"I think OOPSLA is the best d*mned programming conference in the world: there is nothing else like it. OOPSLA is where people learn what they need todayâ€”and learn what they will be doing tomorrow. This is as true for programmers in the trenches as it is for researchers and academics and educators." [Long-time OOPSLA Attendee / Iconoclast]
OOPSLA was founded in 1986 by the earliest of early adopters: researchers and practitioners thrilled by the prospects of object-oriented programming. Now, as we convene for the twentieth time, objects are utterly mainstream, the very foundation of a great deal of the world's software. But the thrill of creation is addictive, and OOPSLA has developed a strong tradition of being the spawning ground for new ideas, artifacts, and movementsâ€”things like software patterns, aspects, refactoring, reflection, Eclipse, UML, and the Agile methods. At OOPSLA, languages like Smalltalk, CLOS, C++, Beta, Self, Eiffel, C#, and Java have sprouted and bloomed, contributing their underlying ideas and expressive power to the pool of computing concepts. OOPSLA strives to mingle people on the vanguard of research, and practitioners in the trenches who are reflecting upon and trying to understand just about every facet of software and programming.
People at OOPSLA like to interact in all sorts of ways, so we have papers, posters, and presentations; workshops, tutorials, and essays; lightning talks, panels, and films; and receptions, BoFs, and a special eventâ€”this year it's the San Diego Zoo. All this plus Practitioner's Reports, DesignFest, and Camp Smalltalk.
People at OOPSLA like to learn from each other and from the masters, so we have sessions selected from the very cream of our carefully refereed submissions, alongside talks and events planned around invited participants. This year we have people who built the mainstream: people like Grady Booch (co-creator of the Unified Process) and Ralph Johnson (coauthor of Design Patterns); we have people who challenge the mainstream like Ward Cunningham (inventor of Wikis), Dave Ungar (inventor of Self), Kent Beck (software patterns, XP), and James Noble; we have people who insist on inventing the future like Gerry Sussman (co-inventor of Scheme), Jimmy Wales (the father of Wikipedia), and David P. Reed (inventor of the TCP/IP end-to-end argument and co-developer of Croquet, the ultimately flexible tool for exploration); and we have people who buttress the present like Martin Fowler and Mary Beth Rosson.
This year we have two co-located conferences devoted to topics that are only now entering into the early mainstream: the Dynamic Languages Symposium and the Social Software Symposium. Our focus is on creativity and innovation, anchored by a keynote by Robert Hass (the former poet laureate of the United States), continuing with the Working With Vision panel, and The Instant Art School Experience.

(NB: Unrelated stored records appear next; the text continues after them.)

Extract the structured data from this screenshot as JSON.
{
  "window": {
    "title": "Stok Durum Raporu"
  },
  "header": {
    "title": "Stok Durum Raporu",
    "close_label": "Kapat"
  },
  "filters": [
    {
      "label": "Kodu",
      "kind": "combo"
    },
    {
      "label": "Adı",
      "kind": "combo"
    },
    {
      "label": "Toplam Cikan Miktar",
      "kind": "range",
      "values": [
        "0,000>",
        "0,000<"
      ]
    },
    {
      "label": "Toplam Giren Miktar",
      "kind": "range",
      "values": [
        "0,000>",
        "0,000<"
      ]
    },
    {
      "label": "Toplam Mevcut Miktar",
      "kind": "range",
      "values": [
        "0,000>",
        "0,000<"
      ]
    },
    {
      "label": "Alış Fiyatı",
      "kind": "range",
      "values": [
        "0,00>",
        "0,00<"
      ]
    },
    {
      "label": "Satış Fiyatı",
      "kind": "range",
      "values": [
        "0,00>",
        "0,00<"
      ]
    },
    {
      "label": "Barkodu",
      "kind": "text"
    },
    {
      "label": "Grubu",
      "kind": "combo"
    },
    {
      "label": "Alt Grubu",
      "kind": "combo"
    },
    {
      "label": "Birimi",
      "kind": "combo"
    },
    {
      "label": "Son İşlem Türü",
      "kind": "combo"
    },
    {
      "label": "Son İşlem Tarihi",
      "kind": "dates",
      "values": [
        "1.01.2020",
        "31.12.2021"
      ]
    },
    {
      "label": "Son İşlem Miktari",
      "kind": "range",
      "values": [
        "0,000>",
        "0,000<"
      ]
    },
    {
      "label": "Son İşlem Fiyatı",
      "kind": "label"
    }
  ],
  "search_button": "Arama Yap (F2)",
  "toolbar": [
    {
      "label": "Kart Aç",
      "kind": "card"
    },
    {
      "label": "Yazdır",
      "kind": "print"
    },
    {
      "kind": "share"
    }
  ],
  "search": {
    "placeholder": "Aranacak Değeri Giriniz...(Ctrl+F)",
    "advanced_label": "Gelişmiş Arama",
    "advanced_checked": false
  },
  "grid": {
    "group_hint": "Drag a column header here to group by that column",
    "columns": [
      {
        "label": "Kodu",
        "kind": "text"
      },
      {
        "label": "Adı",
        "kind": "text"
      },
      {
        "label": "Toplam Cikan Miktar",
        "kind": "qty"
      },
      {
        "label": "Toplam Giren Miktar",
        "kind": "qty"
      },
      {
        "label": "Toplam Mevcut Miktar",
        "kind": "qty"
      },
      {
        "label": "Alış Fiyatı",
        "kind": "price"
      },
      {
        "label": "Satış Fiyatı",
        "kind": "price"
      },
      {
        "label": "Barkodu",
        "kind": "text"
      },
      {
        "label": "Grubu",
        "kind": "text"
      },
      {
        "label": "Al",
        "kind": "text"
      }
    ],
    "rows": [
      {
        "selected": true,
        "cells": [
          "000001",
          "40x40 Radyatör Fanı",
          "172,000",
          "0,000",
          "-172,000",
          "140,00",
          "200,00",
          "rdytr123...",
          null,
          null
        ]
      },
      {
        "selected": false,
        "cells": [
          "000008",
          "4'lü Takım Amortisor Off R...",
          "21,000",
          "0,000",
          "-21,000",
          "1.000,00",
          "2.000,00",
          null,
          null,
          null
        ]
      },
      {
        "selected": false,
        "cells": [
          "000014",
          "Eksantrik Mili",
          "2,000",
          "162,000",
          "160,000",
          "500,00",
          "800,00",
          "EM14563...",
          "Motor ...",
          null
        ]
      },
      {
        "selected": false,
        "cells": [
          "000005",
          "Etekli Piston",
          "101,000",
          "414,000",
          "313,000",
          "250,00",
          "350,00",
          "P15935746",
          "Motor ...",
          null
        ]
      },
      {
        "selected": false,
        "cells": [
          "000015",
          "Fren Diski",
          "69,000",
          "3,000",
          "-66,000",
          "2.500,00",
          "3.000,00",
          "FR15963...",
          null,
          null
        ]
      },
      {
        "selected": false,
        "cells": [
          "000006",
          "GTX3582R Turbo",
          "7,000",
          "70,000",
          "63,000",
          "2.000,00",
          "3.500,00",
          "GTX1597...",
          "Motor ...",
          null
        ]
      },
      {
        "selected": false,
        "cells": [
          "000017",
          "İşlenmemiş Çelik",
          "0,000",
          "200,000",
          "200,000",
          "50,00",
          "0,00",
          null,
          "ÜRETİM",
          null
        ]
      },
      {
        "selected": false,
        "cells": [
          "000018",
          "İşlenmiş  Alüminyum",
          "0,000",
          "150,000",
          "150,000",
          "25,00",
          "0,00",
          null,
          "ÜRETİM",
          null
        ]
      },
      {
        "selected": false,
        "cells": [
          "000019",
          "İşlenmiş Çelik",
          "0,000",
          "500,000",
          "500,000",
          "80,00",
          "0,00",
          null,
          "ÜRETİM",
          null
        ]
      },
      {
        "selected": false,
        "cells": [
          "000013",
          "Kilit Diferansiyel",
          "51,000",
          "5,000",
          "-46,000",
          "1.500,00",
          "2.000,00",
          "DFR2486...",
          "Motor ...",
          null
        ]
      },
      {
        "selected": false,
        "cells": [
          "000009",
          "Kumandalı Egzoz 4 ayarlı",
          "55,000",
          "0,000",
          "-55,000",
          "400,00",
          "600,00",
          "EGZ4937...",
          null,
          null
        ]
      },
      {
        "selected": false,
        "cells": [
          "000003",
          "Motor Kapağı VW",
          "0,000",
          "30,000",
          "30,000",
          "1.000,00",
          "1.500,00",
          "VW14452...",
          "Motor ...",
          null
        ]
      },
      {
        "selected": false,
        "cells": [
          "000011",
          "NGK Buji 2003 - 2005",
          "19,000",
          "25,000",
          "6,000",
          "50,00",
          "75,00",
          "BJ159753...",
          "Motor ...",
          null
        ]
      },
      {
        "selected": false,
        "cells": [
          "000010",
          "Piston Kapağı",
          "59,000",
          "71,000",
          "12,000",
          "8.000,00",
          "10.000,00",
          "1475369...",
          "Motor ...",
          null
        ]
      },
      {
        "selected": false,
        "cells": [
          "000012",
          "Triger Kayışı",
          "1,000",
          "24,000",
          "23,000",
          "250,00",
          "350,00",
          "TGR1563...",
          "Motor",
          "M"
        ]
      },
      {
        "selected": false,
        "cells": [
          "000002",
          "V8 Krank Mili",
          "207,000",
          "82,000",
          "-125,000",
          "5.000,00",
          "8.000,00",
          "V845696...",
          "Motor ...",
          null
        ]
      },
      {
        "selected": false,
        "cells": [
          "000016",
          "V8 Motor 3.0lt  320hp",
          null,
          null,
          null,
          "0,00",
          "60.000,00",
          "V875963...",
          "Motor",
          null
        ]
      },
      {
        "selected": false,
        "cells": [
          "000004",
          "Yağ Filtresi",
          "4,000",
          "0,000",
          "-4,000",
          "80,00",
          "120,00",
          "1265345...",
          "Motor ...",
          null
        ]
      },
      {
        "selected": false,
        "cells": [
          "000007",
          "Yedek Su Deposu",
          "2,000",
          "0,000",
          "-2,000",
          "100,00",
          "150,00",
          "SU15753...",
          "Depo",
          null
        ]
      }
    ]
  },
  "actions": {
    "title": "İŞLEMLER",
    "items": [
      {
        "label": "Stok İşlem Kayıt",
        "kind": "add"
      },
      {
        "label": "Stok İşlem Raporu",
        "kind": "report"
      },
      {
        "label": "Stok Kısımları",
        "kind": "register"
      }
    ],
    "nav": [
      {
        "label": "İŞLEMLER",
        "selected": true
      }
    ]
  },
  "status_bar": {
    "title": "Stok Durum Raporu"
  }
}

We are especially proud of Onward!, our innovative track for altering or redefining the art by proposing leaps forwardâ€”or sideways.
We'll even take a look Backward!, in a retrospective session celebrating the tenth anniversary of Java, featuring Guy L. Steele Jr., and with a multimedia reminiscence of OOPSLAs gone by, featuring an all-star cast.
There's a lot to learn about OOPSLA. Visit the OOPSLA website to get it all.